‘The photo I am most proud of’ has always been a popular feature on Mobiography. It is based on a simple question but one that has unearthed some amazing stories behind the images people select as their favourite photo such as this one by Janine Graf or Alon Goldsmith.
Today I would like to introduce you to Mark Tipping. Mark and I began chatting a while back. His work had been featured in several photographic publications with his photographic style capturing glimpses of street life and elements of the landscape surrounding him. These images are sometimes conveyed with a simple black and white approach, and sometimes with a snapseed styled grunge influence.
The Photo I Am Most Proud Of: Mark Tipping
Picking your favourite photo is like choosing your favourite child (well almost), there’s good and bad in all of them. However picking an image that best represents your style is slightly easier, and that’s what I’ve chosen to do.
I first started taking pictures with my iPhone in 2015 coming very late to the party. Before that I rejected the idea that this new medium could be a viable and credible replacement to my DSLR & 35mm work. How things have changed in a year.

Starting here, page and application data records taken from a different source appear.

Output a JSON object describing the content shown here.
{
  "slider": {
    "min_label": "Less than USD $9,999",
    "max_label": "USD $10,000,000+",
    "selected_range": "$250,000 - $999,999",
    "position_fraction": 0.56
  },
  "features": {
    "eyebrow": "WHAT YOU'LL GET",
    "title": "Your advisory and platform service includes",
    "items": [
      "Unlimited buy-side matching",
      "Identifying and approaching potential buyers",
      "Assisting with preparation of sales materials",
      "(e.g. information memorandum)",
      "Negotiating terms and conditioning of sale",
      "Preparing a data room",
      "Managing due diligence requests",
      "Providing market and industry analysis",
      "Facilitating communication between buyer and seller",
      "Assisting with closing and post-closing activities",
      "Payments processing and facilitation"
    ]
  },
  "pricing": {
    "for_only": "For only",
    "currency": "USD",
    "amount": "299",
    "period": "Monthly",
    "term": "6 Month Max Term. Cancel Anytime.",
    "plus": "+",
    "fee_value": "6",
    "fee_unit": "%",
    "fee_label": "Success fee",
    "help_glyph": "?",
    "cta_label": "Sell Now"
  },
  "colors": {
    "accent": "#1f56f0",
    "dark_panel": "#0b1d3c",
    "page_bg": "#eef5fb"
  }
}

The photograph I am showcasing here was in fact one of my earlier efforts, but it still holds up as one of my favourites. As with most of my work it’s about opportunity. I believe mobile photography is not just about convenience but even more so spontaneity and luck. I’ll often go to a location with the hope of finding good subject matter, but with no specific agenda. It’s surprising what or who you find when you’re not looking for it.
This picture was taken at an Animal Sanctuary and by pure chance I happened to see the cat in a window in one of the buildings. It seems very content to exist on the inside while others are less fortunate to be homeless. What is seen here is a very heavily cropped image, the original being at least 100% larger. I then used my favourite app Snapseed to convert it to something more ‘grunge’ like. What pleases me the most is the reflection in the window and the texture of the walls which really lend an urban feel to the composition.
My preferred medium is always monochrome. I find the context more powerful and timeless. I never use desktop publishing tools for editing, everything I do is on the phone, from taking the image to the editing process, and then if good enough to publishing. For me this keeps the process simple, economical and true to the spirit of mobile photography. A typical selection from a day’s work may take 10 minutes with an additional 20 editing, followed by publishing to my website or social media account. If it takes any longer than that it’s not working for me and I move on.
As a regular featured contributor to BLACK AND WHITE PHOTOGRAPHY Magazine’s ‘Smartshots’ section, I was very proud to see this image win photo of the month.